(What you are asked to do): Select every line below containing the word "badge".
Data extract START
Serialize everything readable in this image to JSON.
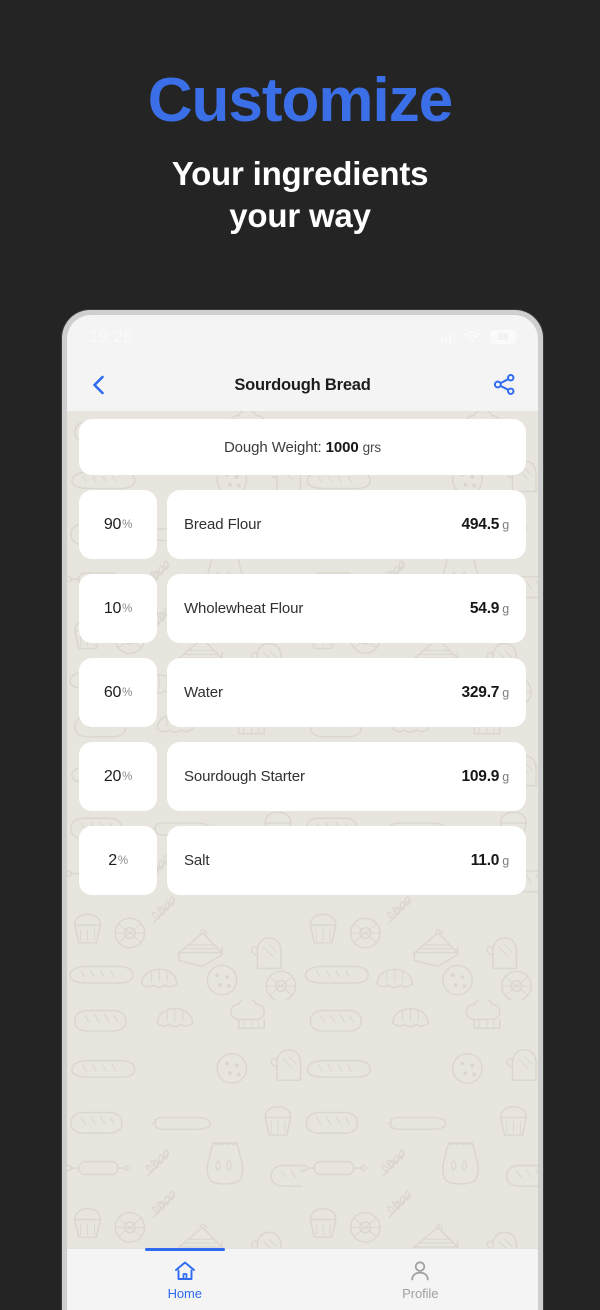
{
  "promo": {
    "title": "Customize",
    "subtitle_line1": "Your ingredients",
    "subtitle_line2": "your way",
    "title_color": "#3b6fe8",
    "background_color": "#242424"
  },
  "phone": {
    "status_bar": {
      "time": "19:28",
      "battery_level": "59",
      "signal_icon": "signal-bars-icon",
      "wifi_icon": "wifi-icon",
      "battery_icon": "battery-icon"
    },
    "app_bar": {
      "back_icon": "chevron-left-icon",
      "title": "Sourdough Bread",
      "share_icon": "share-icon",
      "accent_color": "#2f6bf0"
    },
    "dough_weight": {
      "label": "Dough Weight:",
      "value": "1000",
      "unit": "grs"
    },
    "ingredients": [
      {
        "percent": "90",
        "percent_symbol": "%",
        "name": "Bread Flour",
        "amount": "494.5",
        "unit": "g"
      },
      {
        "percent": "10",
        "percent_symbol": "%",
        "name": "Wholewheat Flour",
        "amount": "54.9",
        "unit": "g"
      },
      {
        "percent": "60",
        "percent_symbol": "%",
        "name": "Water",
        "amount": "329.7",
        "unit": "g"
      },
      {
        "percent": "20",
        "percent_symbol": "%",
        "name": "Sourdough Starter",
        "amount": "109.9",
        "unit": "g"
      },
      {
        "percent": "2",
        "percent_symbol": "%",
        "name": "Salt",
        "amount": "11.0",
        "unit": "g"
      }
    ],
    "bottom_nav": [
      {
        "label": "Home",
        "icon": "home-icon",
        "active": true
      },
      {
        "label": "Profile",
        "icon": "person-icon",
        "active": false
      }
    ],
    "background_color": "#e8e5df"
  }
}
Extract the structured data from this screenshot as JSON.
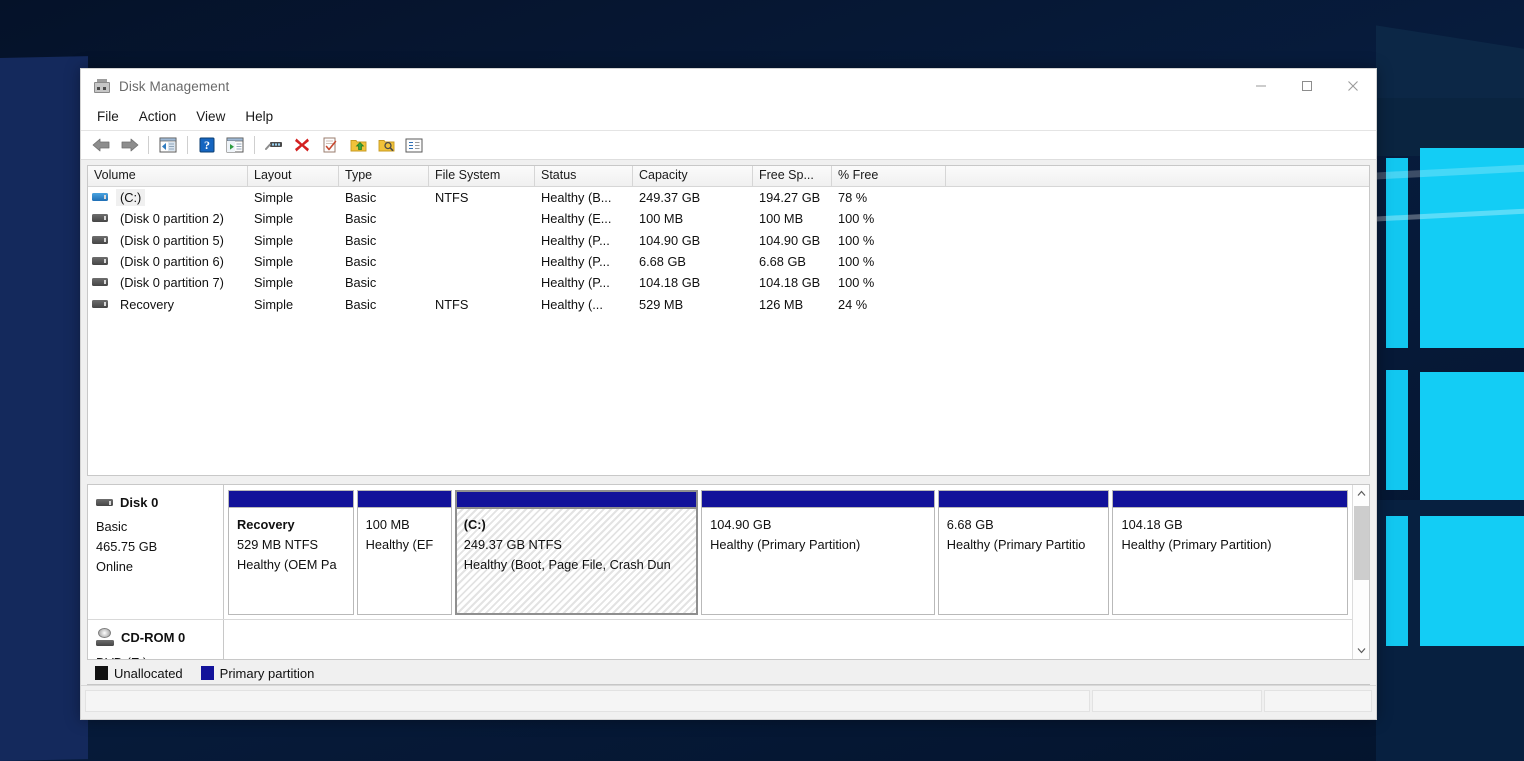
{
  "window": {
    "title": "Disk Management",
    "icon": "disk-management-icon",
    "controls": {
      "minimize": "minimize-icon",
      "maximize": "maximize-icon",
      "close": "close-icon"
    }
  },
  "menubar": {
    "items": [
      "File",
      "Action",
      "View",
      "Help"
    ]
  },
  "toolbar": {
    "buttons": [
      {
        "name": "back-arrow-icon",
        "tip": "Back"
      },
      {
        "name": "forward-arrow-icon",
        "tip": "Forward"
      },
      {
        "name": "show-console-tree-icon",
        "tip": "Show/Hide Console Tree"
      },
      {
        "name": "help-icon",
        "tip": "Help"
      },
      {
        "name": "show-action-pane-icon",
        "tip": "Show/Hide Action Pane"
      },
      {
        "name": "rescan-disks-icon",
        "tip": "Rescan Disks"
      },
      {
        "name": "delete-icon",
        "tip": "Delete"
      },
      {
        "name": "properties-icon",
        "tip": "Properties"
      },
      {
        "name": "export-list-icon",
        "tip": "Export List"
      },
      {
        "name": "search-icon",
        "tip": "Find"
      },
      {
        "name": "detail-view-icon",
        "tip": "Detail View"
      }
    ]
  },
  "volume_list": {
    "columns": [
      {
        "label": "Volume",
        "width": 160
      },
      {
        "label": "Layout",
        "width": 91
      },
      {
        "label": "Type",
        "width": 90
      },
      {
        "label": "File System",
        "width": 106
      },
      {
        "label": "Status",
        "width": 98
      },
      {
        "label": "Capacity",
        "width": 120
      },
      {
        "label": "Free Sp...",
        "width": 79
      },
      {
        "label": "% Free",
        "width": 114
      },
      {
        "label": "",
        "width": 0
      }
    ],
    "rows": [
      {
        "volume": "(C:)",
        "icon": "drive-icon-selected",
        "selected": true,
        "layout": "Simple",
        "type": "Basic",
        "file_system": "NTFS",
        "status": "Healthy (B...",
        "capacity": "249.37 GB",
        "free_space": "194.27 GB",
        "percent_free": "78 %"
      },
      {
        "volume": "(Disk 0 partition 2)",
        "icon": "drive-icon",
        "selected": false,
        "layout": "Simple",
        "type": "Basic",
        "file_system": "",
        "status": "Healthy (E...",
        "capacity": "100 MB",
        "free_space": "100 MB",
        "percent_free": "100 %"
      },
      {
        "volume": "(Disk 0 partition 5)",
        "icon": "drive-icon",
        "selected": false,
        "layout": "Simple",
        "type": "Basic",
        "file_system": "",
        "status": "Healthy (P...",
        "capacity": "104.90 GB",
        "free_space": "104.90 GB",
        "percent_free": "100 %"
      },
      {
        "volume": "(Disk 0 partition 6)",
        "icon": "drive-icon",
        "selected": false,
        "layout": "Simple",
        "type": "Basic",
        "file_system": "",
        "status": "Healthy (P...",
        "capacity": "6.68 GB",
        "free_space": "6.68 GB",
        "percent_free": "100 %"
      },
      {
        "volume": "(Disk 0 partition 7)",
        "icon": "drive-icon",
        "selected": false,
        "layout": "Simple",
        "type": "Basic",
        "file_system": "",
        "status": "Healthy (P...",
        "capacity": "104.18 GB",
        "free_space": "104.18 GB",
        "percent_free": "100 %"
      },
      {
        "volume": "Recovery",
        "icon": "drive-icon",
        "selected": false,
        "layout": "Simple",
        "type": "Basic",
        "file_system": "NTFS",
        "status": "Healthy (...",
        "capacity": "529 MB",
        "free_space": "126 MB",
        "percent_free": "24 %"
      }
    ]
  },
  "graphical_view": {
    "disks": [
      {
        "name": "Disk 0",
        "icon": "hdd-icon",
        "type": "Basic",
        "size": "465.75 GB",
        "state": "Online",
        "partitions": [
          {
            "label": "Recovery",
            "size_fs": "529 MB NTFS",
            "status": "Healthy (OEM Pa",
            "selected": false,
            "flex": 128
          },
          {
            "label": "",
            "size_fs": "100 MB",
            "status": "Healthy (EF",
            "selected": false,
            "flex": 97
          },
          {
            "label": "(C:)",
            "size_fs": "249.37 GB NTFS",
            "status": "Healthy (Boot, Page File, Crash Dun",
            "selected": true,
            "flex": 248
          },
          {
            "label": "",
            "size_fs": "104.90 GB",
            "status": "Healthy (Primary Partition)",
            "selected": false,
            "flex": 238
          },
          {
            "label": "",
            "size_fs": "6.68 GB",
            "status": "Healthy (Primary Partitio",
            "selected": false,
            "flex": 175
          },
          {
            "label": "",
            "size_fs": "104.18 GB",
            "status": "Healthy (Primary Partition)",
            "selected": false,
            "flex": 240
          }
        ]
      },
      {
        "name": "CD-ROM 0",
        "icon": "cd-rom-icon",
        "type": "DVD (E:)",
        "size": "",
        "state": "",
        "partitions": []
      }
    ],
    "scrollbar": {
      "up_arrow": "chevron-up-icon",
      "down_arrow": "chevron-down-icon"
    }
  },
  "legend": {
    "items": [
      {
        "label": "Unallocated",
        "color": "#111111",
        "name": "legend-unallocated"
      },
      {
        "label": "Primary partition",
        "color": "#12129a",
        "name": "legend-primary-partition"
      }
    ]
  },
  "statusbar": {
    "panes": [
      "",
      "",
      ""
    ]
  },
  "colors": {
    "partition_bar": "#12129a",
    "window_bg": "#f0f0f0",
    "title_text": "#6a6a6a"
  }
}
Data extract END
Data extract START
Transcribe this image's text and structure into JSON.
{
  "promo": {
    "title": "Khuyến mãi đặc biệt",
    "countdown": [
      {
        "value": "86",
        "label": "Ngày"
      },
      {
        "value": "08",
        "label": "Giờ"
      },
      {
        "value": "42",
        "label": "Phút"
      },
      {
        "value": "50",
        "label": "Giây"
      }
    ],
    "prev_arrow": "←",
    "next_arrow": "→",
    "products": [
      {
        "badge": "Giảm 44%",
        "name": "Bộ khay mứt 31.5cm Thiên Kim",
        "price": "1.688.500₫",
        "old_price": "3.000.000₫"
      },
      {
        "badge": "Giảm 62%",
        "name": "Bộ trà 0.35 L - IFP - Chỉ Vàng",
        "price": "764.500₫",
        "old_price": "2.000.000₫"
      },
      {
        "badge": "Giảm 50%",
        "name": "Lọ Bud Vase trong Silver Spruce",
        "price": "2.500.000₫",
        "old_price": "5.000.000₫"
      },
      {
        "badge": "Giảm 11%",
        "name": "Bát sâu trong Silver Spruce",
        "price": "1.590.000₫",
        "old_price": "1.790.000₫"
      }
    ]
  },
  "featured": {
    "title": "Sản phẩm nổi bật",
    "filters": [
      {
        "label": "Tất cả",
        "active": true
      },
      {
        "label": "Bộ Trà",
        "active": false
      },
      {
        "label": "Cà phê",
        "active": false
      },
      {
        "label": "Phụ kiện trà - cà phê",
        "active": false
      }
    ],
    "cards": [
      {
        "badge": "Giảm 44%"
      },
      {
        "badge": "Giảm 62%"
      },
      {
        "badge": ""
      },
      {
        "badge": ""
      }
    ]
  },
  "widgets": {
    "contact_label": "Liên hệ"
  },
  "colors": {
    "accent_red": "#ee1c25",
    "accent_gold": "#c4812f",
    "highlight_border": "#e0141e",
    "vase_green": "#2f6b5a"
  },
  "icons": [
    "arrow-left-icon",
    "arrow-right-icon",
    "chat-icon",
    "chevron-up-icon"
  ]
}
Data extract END
(Expected output):
        "badge": "Giảm 44%",
        "badge": "Giảm 62%",
        "badge": "Giảm 50%",
        "badge": "Giảm 11%",
        "badge": "Giảm 44%"
        "badge": "Giảm 62%"
        "badge": ""
        "badge": ""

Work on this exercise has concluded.